We are conscious that we should not focus exclusively on the particular demands of MDGs such as Target 2A – “Ensure that, by 2015, children everywhere, boys and girls alike, will be able to complete a full course of primary schooling” – with its accompanying metrics of enrolment in primary education in developing regions, rate of children out of school and literacy rates. Rather, we try to be mindful of the overall vision expressed in the SDGs, such as Goal 4: “Ensure inclusive and quality education for all and promote lifelong learning.” This is useful because definitions of ‘inclusive’ and ‘quality’ depend so much on local context if we are to maximise beneficiary value.

In the UAE, for example, we are placing increasing importance on the quality of education as part of our transformation to a knowledge-based economy. This, in turn, has involved greater focus on eventual outcomes rather than simply primary indicators. It requires adopting a ‘whole picture’ view of education.

Merely recording simplistic quantitative data, such as number of girls placed in classrooms, is not nearly enough. To properly gauge impact also means gathering qualitative indicators, such as parent and pupil attitudes, as well as strategic outcomes, such as success in exams and subsequent employment rates.
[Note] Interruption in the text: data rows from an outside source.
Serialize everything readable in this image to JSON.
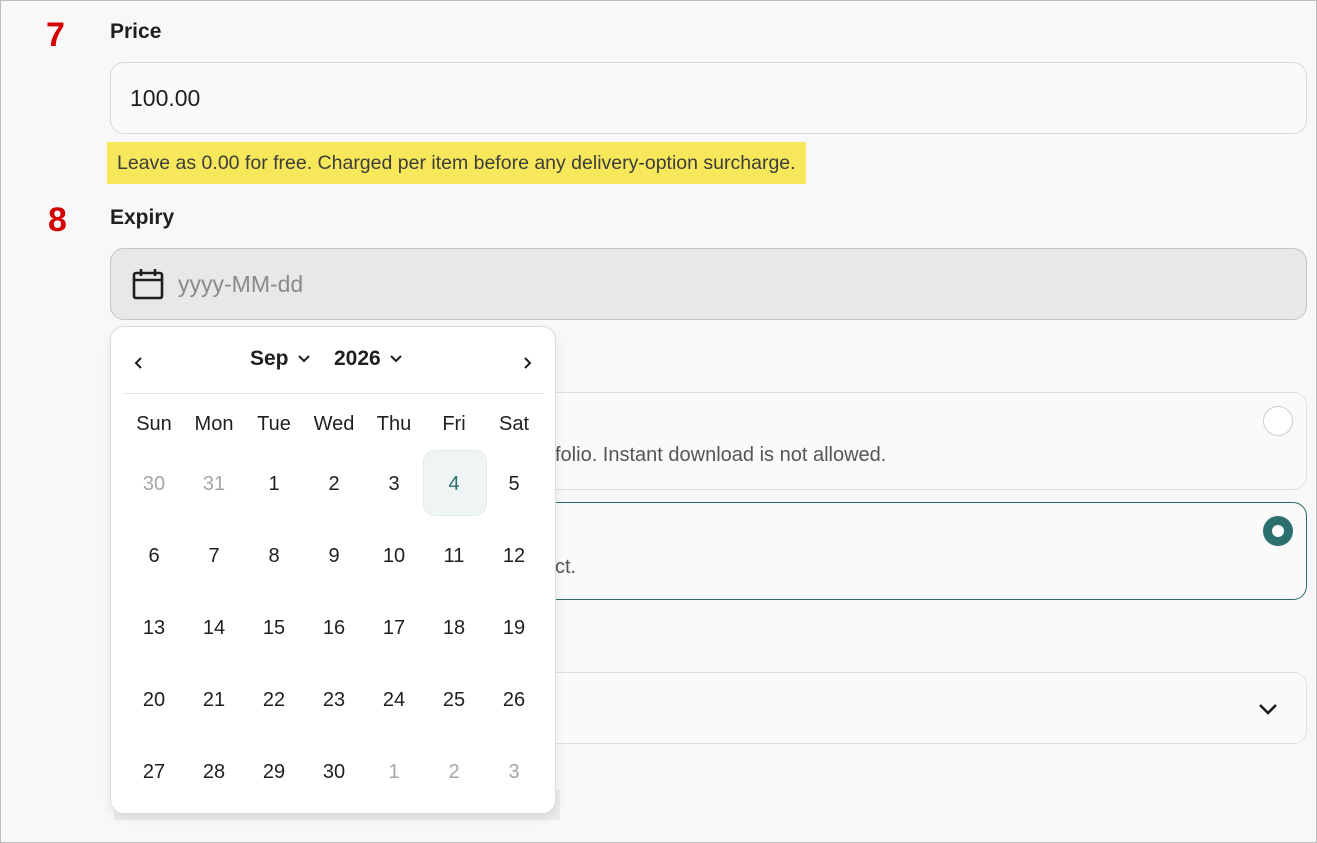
{
  "steps": {
    "price_num": "7",
    "expiry_num": "8"
  },
  "price": {
    "label": "Price",
    "value": "100.00",
    "hint": "Leave as 0.00 for free. Charged per item before any delivery-option surcharge."
  },
  "expiry": {
    "label": "Expiry",
    "placeholder": "yyyy-MM-dd"
  },
  "options": {
    "card1_text": "folio. Instant download is not allowed.",
    "card2_text": "ct."
  },
  "calendar": {
    "month": "Sep",
    "year": "2026",
    "weekdays": [
      "Sun",
      "Mon",
      "Tue",
      "Wed",
      "Thu",
      "Fri",
      "Sat"
    ],
    "days": [
      [
        "30",
        "31",
        "1",
        "2",
        "3",
        "4",
        "5"
      ],
      [
        "6",
        "7",
        "8",
        "9",
        "10",
        "11",
        "12"
      ],
      [
        "13",
        "14",
        "15",
        "16",
        "17",
        "18",
        "19"
      ],
      [
        "20",
        "21",
        "22",
        "23",
        "24",
        "25",
        "26"
      ],
      [
        "27",
        "28",
        "29",
        "30",
        "1",
        "2",
        "3"
      ]
    ]
  },
  "colors": {
    "step_number": "#d40000",
    "hint_highlight": "#f7e75a",
    "accent": "#2c6f6f"
  }
}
Dubai Cares, and the World Expo that the city will host in 2020, both embrace the idea that the connection of minds will create a better future. The education and empowerment of young people is crucial to the success of both endeavours. Both demonstrate the UAE’s focus on tangible and measurable impact; producing immediate benefits to those we work with, and leaving a legacy of change which, in turn, begets more change, for the better.

We know the day we are no longer necessary, is the day we have achieved success. Our role is ultimately to make ourselves redundant by handing the mantle back to the community.

As with Dubai Cares, the long-term wellbeing of the philanthropic sector walks hand-in-hand with the long-term wellbeing of those it seeks to help. The work of NGOs and nonprofit organisations creates opportunity and new societal mobility for millions. By focusing on beneficiary value, – on quality and not just quantity – the nonprofit sector will ensure its long-term relevance, helping to bring about a better future for all.

About the writer

Reem Ebrahim Al Hashimy is UAE minister of state and director-general of Expo 2020 Dubai. She is also chairperson of the UAE-based charity Dubai Cares, which works to improve access to education in 41 countries.